Seeds of South Australia
Cycnogeton multifructum (Juncaginaceae)
Many-fruit Water-ribbons
List of species for Cycnogeton
Seed collecting:
October to June
Herbarium region:
Lake Eyre
NRM region:
South Australian Arid Lands
IBRA regions
Warriner (SSD04)Simpson Strzelecki Dunefields
 Vulnerable   (IUCN: VU D2)   [(no records) in permanent waterholes; localised; prone to degrading by cattle]
Oodnadatta (STP02)Stony Plains
 Vulnerable   (IUCN: VU D2)   [in permanent waterholes; localised; prone to degrading by cattle]
Macumba (STP05) 
 Vulnerable   (IUCN: VU D2)   [(no records) in permanent waterholes; localised; prone to degrading by cattle]
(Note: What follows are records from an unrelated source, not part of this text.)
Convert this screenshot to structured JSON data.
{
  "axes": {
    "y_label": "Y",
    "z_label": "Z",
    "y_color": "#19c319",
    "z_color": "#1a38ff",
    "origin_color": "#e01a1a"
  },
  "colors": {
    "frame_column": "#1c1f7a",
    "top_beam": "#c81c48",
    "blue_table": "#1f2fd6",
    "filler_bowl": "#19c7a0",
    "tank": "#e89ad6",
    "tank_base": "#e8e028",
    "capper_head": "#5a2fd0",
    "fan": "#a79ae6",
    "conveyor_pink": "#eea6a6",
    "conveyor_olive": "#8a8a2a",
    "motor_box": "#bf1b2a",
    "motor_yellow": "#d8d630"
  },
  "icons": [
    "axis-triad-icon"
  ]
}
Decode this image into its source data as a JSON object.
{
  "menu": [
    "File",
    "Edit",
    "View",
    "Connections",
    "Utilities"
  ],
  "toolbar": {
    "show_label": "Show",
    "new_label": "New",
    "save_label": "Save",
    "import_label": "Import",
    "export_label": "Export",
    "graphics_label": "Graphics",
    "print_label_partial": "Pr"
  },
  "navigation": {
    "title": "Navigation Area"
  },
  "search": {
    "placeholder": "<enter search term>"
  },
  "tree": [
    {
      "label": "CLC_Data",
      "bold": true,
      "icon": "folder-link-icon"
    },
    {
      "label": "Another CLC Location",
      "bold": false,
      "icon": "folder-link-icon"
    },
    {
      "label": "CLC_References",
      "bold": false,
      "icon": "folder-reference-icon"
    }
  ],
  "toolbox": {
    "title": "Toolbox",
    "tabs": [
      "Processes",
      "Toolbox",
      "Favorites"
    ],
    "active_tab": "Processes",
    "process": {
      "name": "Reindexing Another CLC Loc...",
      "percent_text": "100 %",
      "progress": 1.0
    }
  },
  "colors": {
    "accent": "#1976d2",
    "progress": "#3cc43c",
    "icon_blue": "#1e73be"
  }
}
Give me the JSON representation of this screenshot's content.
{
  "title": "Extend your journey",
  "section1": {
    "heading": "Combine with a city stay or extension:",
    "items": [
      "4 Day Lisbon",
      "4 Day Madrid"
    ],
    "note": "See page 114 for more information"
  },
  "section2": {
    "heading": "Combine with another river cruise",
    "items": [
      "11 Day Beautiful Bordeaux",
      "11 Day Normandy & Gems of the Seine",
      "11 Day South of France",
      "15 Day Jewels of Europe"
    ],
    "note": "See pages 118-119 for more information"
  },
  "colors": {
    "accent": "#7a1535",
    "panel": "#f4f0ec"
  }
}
Baltana (STP07) 
 Vulnerable   (IUCN: VU D2)   [in permanent waterholes; localised; prone to degrading by cattle]
RSCA map:
Regional Species Conservation Assessments per IBRA subregion. Please click the thumbnail map.
AVH map:
Australian distribution map (external link)
SA Census:
Census of South Australian plants (external link)     [genus Cycnogeton]
Name derivation:
Cycnogeton (formally Triglochin) from the Greek 'cycnos' meaning swan and 'geiton' meaning neighbour; referring to its closeness, taxonomically to TriglochinMultifractum from the Latin 'multus' meaning many and 'fructus' meaning fruit; referring to its many fruits up to 1000, which mature on each spike.
Distribution:
Found in the northern Lake Eyre Basin in South Australia, growing in fresh, still to slow-flowing water to 70 cm deep in seasonally to permanent swamps, lagoons, roadside ditches, stagnant waterholes and creeks and surviving on saturated to damp soils left above receding waters. Also found in the Northern Territory, Queensland, New South Wales and Victoria.
Status:
Native. Rare in South Australia. Rare in the Northern Territory. Common in the other states.
Plant description:
Similar to Cycnogeton procerum but with fatter tubers to 40 mm long and 14 mm diameter. Leaves similar but usually floating, seldom erect, to 133 cm long and 17 mm wide, deep green and glossy above, paler yellowish-green below, thicken and strongly spongy toward the base. Inflorescence a long slender maroon-cyclamen spike to 110 cm long and 19 mm diameter with numerous small tightly-touching fruits. Flowering between August and May.
Fruit type:
Small globular to ellipsoid fruit to 5 mm long and 5 mm diameter, strongly ridged. Seed segments (carpels) are attached along most of their length, straight and not twisted, each with a prominent, narrow longitudinal, dorsal ridge and two lateral ridges.
Embryo type:
Linear.
Seed collecting:
Collect mature fruits that are turning yellowish-green and seed segments come apart easily, either individually or by breaking off the spike. 
Seed cleaning:
Place the fruit in a tray and leave to dry for 1 to 2 weeks. No further cleaning is required collection consist of mainly individual seeds. If collected with other material, then rub the dried fruit with a rubber bung to dislodge the seeds. Use a sieve to separate any unwanted material. Store the seeds with a desiccant such as dried silica beads or dry rice, in an air tight container in a cool and dry place.
Seeds stored:
LocationNo. of seeds
(weight grams)
Number
of plants
Date
collected
Collection number
Collection location
Date
stored
% ViabilityStorage
temperature
BGA 
MSB
7400 (43 g)
7400 (43 g)
30-4015-Nov-2006TST96B
Kangaroo Island
1-Aug-200780%-18°C
Location: BGA — the seeds are stored at the Adelaide Botanic Gardens, MSB — the seeds are stored at the Millennium Seed Bank, Kew, England.
Number of plants: This is the number of plants from which the seeds were collected.
Collection location: The Herbarium of South Australia's region name.
% Viability: Percentage of filled healthy seeds determined by a cut test or x-ray.